## Exercise instructions
Scan the entries for the string "nDeluxe" and give the number of lines that have it, nothing further.

## Material supplied
BEGIN
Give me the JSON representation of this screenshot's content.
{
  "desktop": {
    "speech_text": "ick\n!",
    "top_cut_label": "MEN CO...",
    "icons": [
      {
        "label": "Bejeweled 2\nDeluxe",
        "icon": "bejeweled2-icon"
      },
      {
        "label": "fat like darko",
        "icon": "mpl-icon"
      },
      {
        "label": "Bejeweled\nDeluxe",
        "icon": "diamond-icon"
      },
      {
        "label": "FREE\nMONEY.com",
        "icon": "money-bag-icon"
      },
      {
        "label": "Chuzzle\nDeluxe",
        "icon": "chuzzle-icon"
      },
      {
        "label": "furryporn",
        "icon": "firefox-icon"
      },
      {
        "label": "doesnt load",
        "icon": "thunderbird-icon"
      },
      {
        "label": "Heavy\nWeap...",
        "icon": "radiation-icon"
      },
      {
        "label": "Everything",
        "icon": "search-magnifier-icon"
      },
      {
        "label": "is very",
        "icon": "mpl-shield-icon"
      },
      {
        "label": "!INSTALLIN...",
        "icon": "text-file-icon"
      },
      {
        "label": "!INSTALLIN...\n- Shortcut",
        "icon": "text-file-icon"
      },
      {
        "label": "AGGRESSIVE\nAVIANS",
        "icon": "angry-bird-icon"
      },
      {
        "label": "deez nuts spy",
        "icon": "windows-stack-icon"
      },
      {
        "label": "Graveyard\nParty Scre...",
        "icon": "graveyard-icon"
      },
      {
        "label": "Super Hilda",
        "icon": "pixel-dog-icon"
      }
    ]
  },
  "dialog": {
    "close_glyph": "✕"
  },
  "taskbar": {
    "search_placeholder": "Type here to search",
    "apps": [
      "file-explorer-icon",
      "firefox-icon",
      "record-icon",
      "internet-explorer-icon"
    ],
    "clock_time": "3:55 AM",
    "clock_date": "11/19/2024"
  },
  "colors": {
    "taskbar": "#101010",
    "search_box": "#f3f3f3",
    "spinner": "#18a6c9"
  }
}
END
## Task solution
3